Record extracts
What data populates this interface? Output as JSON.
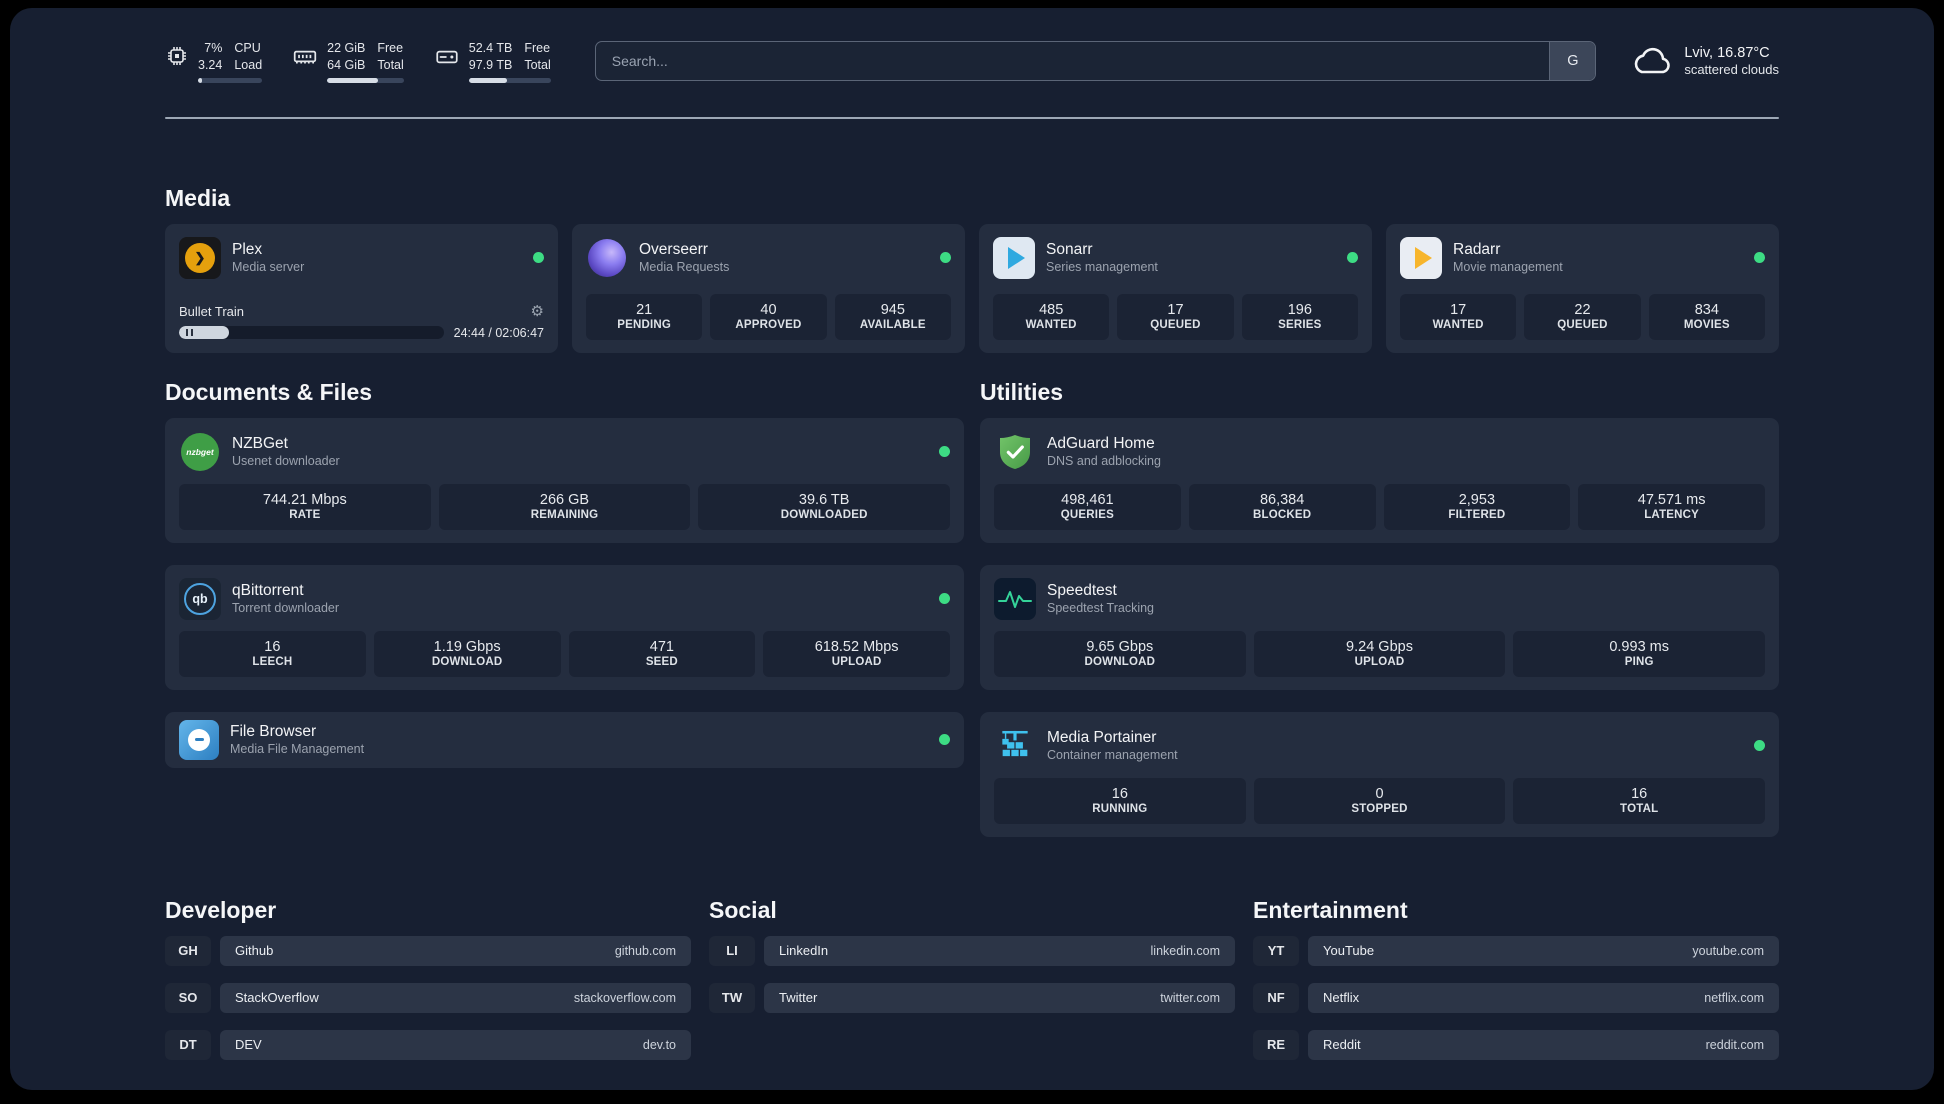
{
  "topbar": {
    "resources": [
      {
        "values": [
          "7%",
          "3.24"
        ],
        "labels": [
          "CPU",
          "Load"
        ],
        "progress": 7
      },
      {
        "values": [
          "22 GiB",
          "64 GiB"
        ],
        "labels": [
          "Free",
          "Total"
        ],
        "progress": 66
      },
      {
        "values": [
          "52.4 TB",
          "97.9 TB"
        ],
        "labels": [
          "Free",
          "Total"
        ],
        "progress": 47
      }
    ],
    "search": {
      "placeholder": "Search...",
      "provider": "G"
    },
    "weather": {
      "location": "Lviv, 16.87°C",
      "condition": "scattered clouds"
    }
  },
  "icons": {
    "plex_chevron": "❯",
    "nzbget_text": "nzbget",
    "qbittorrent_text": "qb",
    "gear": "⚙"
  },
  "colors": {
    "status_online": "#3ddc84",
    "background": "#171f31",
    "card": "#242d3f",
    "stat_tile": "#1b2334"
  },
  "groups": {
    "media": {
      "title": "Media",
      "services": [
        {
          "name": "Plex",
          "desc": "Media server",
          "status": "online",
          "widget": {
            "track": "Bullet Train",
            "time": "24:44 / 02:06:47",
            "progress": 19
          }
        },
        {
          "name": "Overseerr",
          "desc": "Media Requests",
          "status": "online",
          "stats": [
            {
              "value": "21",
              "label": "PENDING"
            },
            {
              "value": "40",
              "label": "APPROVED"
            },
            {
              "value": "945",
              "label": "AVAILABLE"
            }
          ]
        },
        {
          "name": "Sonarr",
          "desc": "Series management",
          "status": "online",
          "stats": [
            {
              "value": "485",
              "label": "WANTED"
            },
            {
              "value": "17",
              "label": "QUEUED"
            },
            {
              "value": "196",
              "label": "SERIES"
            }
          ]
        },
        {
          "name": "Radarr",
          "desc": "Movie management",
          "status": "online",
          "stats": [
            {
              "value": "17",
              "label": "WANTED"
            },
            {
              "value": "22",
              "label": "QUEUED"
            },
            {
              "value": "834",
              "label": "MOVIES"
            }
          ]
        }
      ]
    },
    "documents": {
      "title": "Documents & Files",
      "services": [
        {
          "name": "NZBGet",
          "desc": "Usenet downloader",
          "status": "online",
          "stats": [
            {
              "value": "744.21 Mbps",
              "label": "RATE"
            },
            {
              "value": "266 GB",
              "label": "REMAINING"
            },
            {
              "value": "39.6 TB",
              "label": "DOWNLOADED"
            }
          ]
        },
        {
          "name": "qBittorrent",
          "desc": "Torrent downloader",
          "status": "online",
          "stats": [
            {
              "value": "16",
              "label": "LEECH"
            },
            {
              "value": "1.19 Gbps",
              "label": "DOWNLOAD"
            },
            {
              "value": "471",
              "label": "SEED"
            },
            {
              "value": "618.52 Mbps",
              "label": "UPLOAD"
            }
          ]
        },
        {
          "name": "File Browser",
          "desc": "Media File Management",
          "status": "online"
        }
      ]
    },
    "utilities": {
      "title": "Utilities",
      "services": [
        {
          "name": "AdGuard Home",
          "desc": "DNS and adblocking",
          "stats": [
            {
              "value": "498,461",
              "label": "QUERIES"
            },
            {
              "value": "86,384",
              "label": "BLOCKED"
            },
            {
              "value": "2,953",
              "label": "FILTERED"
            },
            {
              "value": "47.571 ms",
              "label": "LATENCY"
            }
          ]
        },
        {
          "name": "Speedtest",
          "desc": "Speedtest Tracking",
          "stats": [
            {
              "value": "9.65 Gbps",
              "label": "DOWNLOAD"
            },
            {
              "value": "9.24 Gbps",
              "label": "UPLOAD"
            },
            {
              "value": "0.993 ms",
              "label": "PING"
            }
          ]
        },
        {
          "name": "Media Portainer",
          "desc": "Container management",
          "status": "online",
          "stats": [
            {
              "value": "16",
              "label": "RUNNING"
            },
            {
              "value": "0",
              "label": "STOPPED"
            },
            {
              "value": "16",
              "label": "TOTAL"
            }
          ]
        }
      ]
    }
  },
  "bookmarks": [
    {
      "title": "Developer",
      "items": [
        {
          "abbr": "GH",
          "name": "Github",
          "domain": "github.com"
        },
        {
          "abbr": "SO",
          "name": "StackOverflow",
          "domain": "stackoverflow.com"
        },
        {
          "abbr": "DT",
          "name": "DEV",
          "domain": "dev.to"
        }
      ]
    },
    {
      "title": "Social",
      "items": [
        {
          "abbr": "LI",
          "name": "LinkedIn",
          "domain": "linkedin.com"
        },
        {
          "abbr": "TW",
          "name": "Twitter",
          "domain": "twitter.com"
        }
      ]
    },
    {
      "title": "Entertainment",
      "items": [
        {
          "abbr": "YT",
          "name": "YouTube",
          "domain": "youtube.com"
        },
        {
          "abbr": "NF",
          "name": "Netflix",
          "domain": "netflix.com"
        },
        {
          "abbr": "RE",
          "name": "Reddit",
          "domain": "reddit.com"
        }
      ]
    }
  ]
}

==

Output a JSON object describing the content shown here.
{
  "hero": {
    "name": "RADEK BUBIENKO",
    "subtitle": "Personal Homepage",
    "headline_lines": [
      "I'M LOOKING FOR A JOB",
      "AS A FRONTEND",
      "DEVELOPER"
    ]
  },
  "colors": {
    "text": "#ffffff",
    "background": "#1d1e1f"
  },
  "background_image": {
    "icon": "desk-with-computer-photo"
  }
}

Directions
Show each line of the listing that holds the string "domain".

Written response
          "domain": "github.com"
          "domain": "stackoverflow.com"
          "domain": "dev.to"
          "domain": "linkedin.com"
          "domain": "twitter.com"
          "domain": "youtube.com"
          "domain": "netflix.com"
          "domain": "reddit.com"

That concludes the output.